Employee training programs are generally static affairs, where participants read training material, watch instructional videos, or listen to speakers. They often then take a pass-fail test at the conclusion. This structure encourages employees to only pay attention to elements of training which they believe they’ll later be tested on.
Gamified solutions improve on this model by offering continuous feedback, which promotes active learning and participation. Such solutions can be used to quiz employees at the end of each session, for instance, or complete fun trivia contests about the information they just read. Participants can then be ranked using a public leaderboard, based on the amount of information they could recall. This adds a competitive element to the learning process and increases employee engagement.
By incorporating a digital progress bar into training programs (through an app or web interface, typically) you can help employees visualize their progress and take ownership over their training. This is especially effective for employees who are participating in a program in which they need to pass a series of tests in order to advance. A progress bar shows them exactly how far they’ve come and gives them an idea of the importance and weight of future training modules.
Progress bars also allow employees to gauge how much additional training they have left, or how many modules they’ll need to complete to advance to the next level. Continued development programs can break training into smaller portions - each representing a level - in order to make each segment more manageable.
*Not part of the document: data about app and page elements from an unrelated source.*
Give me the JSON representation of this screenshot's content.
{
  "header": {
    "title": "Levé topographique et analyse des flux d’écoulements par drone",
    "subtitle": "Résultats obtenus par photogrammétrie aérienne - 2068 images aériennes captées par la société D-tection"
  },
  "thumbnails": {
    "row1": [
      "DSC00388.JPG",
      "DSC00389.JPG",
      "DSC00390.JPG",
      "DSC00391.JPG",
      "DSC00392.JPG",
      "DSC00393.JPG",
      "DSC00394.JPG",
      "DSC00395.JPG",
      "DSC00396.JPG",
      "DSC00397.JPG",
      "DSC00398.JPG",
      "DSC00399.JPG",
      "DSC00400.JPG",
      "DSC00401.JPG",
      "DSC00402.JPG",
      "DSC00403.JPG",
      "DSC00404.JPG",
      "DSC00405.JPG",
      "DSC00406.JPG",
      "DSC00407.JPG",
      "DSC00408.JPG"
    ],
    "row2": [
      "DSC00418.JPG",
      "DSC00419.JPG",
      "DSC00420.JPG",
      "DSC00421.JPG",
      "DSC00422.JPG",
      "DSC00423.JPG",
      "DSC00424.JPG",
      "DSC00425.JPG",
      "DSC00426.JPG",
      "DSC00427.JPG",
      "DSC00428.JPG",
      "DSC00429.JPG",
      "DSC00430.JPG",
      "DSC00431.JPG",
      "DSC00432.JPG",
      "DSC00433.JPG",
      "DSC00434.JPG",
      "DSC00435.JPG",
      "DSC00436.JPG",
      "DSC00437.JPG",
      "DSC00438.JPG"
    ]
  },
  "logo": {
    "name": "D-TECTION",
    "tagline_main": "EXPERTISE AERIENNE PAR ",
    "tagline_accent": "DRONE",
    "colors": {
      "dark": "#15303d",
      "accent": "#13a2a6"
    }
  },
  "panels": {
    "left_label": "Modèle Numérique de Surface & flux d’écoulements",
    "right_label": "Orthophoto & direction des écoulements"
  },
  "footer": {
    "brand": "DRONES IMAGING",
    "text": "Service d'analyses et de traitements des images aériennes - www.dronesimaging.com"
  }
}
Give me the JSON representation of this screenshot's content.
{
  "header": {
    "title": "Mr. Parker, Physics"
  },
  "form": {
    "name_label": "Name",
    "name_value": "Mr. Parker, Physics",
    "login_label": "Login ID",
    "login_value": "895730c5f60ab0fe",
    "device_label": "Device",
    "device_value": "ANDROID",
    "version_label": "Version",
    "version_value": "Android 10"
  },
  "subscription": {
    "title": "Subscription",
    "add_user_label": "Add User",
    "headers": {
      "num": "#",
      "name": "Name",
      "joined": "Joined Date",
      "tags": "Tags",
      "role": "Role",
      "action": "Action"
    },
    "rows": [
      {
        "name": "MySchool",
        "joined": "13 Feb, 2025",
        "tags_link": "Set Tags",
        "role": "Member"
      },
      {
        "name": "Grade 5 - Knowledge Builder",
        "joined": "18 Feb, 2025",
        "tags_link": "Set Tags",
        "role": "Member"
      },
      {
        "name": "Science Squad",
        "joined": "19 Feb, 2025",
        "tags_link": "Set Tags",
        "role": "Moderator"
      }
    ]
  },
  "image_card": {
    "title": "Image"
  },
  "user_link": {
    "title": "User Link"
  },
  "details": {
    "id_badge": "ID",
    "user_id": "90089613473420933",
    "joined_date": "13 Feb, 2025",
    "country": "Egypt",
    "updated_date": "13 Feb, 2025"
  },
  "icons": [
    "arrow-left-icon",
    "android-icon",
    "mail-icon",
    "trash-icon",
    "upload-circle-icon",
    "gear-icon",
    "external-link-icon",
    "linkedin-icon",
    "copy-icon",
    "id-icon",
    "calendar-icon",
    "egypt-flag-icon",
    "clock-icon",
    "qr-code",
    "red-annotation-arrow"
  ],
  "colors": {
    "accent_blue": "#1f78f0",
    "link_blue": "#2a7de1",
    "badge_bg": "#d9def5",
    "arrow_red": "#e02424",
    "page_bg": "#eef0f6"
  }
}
The benefits of a gamified employee training programs include faster onboarding times, greater retention of information by employees, and overall lower training costs.
By aligning incentives around information retention, and offering rewards for attaining higher scores, employees will be motivated to do more than simply pass their final tests. As employees become more engage in the program (possibly by competing against each other on public leaderboards) companies can shorten their programs to include less redundant information. This decreases onboarding time and saves money.
Similarly, employees often need extra incentive to pursue continued development courses (or update their skillset) once they’re inside the company. These type of courses often feel like additional, unpaid work, so it’s important to make them as engaging as possible. Setting up a month-long competition among executives, for instance, with weekly updates on each person’s progress, can spur rivalry and help the company.
Deloitte recently wanted to improve the efficiency of their executive training program, the Deloitte Leadership Academy. In particular, they wanted to provide incentive for consultants to use the service on weekends, or after work, to learn new skills and further their company and client knowledge. In order to do this, Deloitte needed to make the Leadership Academy a fun experience. They turned towards gamification, and contracted Badgeville to accomplish this mission.
Badgeville added instant-feedback mechanisms to the existing Leadership Academy program using points, badges, and an online “reputation” metric that allowed the consultants to easily compare their progress against their coworkers and friends. They also created specific “pathways” which served as virtual progress bars.
Using these fairly simply tools, Deloitte realized a 47 percent higher daily return rate for users, and saw a jump of 36 percent in weekly information retention rates. Not only were their employees using the program more often, but they were better engaged and absorbing more information. Perhaps the best result was a 50 percent reduction in course completion time. This efficiency truly shows the power of the right incentives to drive employees to continued professional growth.